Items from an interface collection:
[Start of section]

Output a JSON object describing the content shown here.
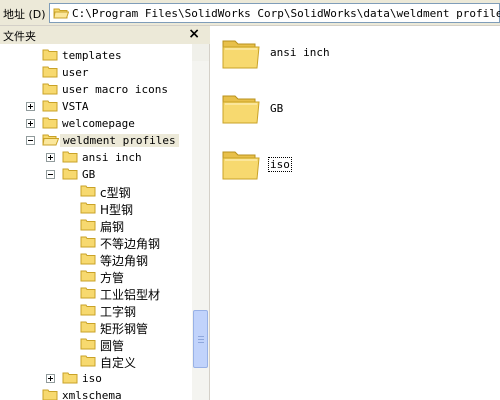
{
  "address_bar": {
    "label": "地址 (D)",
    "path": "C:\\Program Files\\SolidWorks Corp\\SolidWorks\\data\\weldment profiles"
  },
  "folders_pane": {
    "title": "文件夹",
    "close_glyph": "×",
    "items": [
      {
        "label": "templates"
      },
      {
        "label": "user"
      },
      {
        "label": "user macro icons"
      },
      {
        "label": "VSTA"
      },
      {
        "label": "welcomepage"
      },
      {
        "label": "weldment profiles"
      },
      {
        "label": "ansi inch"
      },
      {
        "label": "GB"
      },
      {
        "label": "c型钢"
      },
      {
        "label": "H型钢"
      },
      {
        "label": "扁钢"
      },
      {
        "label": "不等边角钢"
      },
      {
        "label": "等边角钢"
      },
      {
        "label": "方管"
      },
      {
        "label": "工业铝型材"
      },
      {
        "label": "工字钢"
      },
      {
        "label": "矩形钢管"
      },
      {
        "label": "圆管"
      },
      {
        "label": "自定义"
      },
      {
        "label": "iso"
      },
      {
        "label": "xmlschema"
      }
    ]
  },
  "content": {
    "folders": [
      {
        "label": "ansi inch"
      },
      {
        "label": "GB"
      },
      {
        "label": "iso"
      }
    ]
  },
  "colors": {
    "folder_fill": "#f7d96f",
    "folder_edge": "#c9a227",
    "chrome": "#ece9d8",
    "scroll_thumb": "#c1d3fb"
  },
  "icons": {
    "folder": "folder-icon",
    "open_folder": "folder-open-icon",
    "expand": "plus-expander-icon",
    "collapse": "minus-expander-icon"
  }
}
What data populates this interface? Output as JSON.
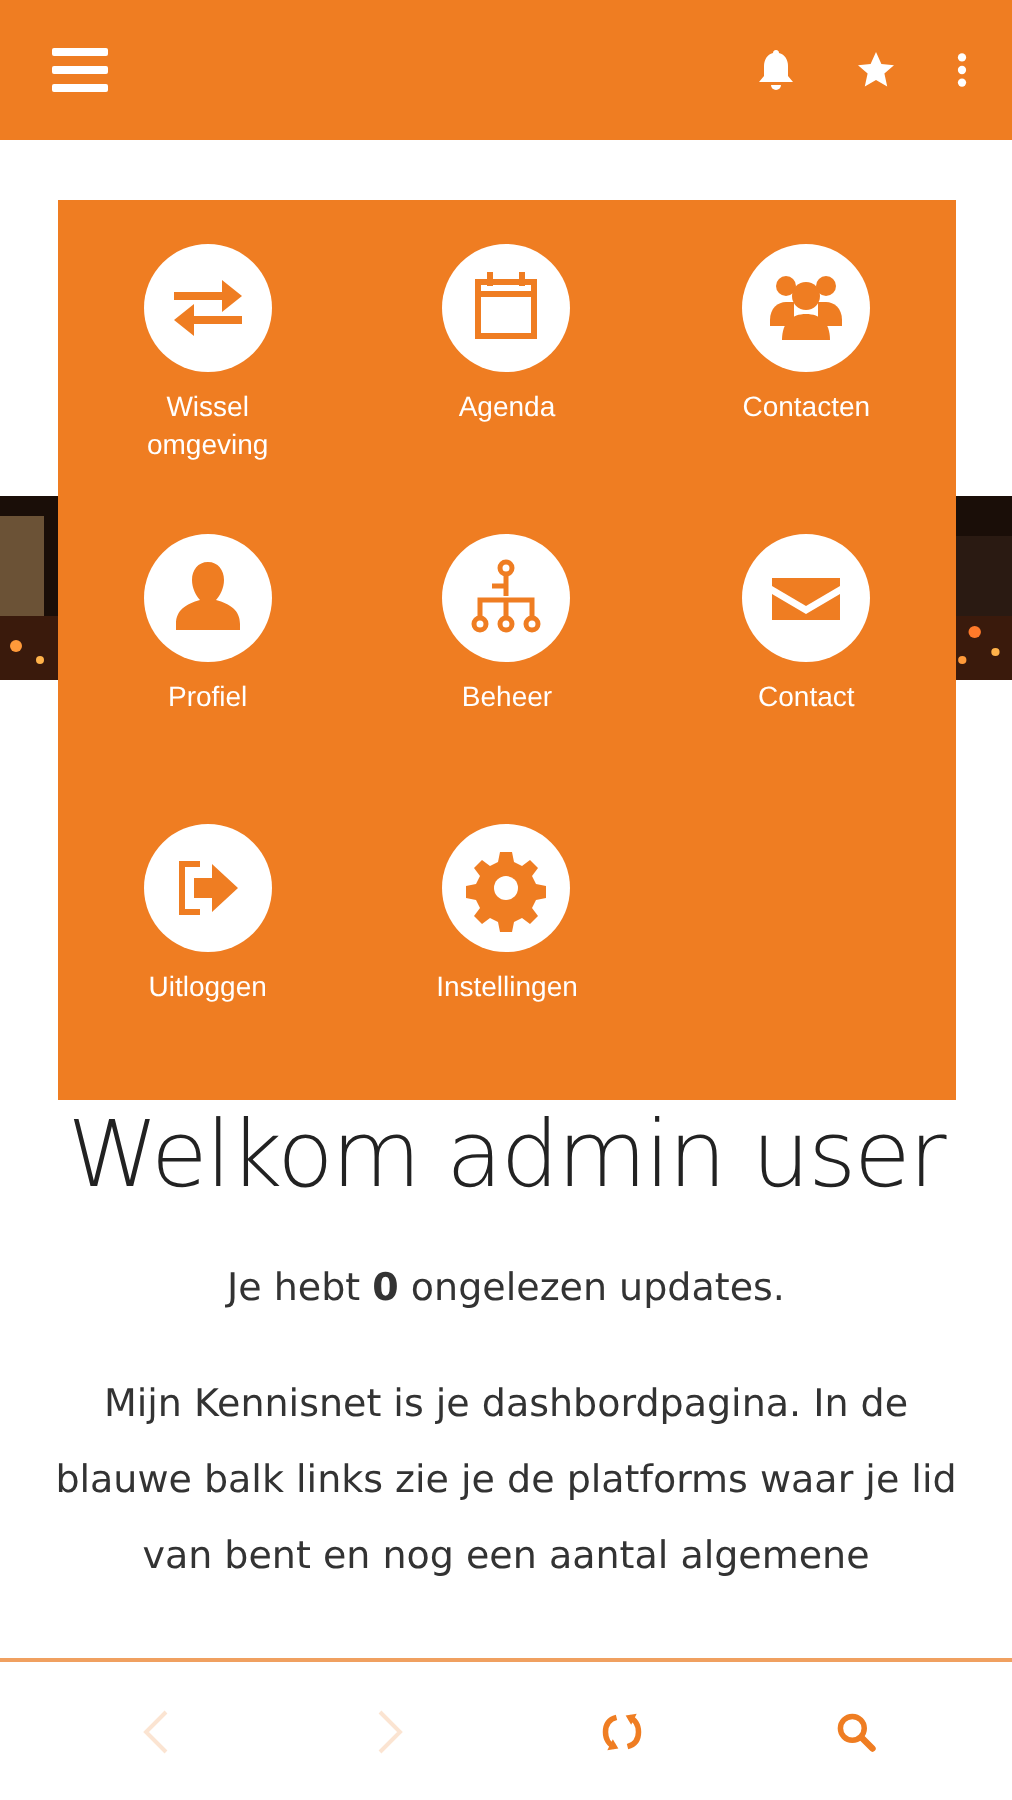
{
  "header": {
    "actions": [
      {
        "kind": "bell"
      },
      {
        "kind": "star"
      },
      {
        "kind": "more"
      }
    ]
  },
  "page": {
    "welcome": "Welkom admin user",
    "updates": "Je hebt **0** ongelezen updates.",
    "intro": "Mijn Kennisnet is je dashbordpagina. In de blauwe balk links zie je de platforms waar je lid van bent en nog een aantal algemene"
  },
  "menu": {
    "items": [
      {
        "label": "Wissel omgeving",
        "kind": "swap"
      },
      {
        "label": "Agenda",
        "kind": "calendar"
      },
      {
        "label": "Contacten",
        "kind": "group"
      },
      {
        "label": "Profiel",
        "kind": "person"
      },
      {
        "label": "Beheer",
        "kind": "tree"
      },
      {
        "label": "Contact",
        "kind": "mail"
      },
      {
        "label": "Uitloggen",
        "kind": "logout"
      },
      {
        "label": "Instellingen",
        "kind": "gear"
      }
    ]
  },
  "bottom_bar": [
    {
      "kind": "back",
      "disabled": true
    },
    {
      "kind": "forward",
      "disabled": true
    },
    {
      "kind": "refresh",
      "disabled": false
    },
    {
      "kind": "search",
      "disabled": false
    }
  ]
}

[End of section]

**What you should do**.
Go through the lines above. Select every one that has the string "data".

**Reply to the exercise**.
    "path": "C:\\Program Files\\SolidWorks Corp\\SolidWorks\\data\\weldment profiles"
What data populates this interface? Output as JSON.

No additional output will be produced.